Work required: When you return the entries, keep every word and mark exactly as it is.

[Stored records]
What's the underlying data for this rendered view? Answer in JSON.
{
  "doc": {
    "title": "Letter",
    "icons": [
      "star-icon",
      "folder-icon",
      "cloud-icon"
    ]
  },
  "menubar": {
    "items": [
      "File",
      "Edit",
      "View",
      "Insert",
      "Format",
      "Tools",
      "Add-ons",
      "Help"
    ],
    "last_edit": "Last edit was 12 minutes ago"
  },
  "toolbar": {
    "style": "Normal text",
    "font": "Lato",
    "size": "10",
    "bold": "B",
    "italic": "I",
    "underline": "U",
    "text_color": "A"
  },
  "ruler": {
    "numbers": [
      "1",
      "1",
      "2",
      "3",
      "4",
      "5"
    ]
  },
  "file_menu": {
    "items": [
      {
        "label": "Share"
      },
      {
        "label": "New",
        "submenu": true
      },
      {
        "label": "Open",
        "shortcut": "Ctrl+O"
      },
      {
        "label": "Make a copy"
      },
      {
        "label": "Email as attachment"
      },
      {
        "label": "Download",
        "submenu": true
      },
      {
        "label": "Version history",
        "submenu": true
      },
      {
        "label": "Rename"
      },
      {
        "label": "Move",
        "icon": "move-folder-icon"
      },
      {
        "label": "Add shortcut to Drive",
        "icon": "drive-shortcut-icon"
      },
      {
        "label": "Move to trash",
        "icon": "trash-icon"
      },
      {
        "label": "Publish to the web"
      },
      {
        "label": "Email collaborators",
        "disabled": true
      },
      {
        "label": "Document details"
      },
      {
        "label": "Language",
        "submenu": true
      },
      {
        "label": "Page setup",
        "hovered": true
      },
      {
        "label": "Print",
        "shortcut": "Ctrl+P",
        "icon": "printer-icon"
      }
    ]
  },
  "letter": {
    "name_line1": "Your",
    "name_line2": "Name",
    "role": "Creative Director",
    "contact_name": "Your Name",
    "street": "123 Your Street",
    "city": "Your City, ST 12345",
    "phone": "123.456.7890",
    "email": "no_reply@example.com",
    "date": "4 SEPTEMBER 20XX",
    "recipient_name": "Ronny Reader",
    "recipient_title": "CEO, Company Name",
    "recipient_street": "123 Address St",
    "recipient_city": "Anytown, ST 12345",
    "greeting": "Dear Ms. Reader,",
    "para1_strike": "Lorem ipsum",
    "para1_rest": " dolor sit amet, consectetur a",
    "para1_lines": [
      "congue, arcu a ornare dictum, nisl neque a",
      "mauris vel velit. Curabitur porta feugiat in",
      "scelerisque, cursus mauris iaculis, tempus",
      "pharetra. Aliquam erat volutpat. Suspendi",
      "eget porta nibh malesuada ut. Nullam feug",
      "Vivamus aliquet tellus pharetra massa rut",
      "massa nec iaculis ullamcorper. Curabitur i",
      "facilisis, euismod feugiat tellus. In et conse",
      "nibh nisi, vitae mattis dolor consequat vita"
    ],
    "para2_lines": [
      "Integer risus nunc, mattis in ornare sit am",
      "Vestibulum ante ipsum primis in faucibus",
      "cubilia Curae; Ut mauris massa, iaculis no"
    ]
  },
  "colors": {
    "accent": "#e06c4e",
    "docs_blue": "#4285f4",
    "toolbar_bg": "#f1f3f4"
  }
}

Output of the exercise:
What's the underlying data for this rendered view? Answer in JSON.
{
  "doc": {
    "title": "Letter",
    "icons": [
      "star-icon",
      "folder-icon",
      "cloud-icon"
    ]
  },
  "menubar": {
    "items": [
      "File",
      "Edit",
      "View",
      "Insert",
      "Format",
      "Tools",
      "Add-ons",
      "Help"
    ],
    "last_edit": "Last edit was 12 minutes ago"
  },
  "toolbar": {
    "style": "Normal text",
    "font": "Lato",
    "size": "10",
    "bold": "B",
    "italic": "I",
    "underline": "U",
    "text_color": "A"
  },
  "ruler": {
    "numbers": [
      "1",
      "1",
      "2",
      "3",
      "4",
      "5"
    ]
  },
  "file_menu": {
    "items": [
      {
        "label": "Share"
      },
      {
        "label": "New",
        "submenu": true
      },
      {
        "label": "Open",
        "shortcut": "Ctrl+O"
      },
      {
        "label": "Make a copy"
      },
      {
        "label": "Email as attachment"
      },
      {
        "label": "Download",
        "submenu": true
      },
      {
        "label": "Version history",
        "submenu": true
      },
      {
        "label": "Rename"
      },
      {
        "label": "Move",
        "icon": "move-folder-icon"
      },
      {
        "label": "Add shortcut to Drive",
        "icon": "drive-shortcut-icon"
      },
      {
        "label": "Move to trash",
        "icon": "trash-icon"
      },
      {
        "label": "Publish to the web"
      },
      {
        "label": "Email collaborators",
        "disabled": true
      },
      {
        "label": "Document details"
      },
      {
        "label": "Language",
        "submenu": true
      },
      {
        "label": "Page setup",
        "hovered": true
      },
      {
        "label": "Print",
        "shortcut": "Ctrl+P",
        "icon": "printer-icon"
      }
    ]
  },
  "letter": {
    "name_line1": "Your",
    "name_line2": "Name",
    "role": "Creative Director",
    "contact_name": "Your Name",
    "street": "123 Your Street",
    "city": "Your City, ST 12345",
    "phone": "123.456.7890",
    "email": "no_reply@example.com",
    "date": "4 SEPTEMBER 20XX",
    "recipient_name": "Ronny Reader",
    "recipient_title": "CEO, Company Name",
    "recipient_street": "123 Address St",
    "recipient_city": "Anytown, ST 12345",
    "greeting": "Dear Ms. Reader,",
    "para1_strike": "Lorem ipsum",
    "para1_rest": " dolor sit amet, consectetur a",
    "para1_lines": [
      "congue, arcu a ornare dictum, nisl neque a",
      "mauris vel velit. Curabitur porta feugiat in",
      "scelerisque, cursus mauris iaculis, tempus",
      "pharetra. Aliquam erat volutpat. Suspendi",
      "eget porta nibh malesuada ut. Nullam feug",
      "Vivamus aliquet tellus pharetra massa rut",
      "massa nec iaculis ullamcorper. Curabitur i",
      "facilisis, euismod feugiat tellus. In et conse",
      "nibh nisi, vitae mattis dolor consequat vita"
    ],
    "para2_lines": [
      "Integer risus nunc, mattis in ornare sit am",
      "Vestibulum ante ipsum primis in faucibus",
      "cubilia Curae; Ut mauris massa, iaculis no"
    ]
  },
  "colors": {
    "accent": "#e06c4e",
    "docs_blue": "#4285f4",
    "toolbar_bg": "#f1f3f4"
  }
}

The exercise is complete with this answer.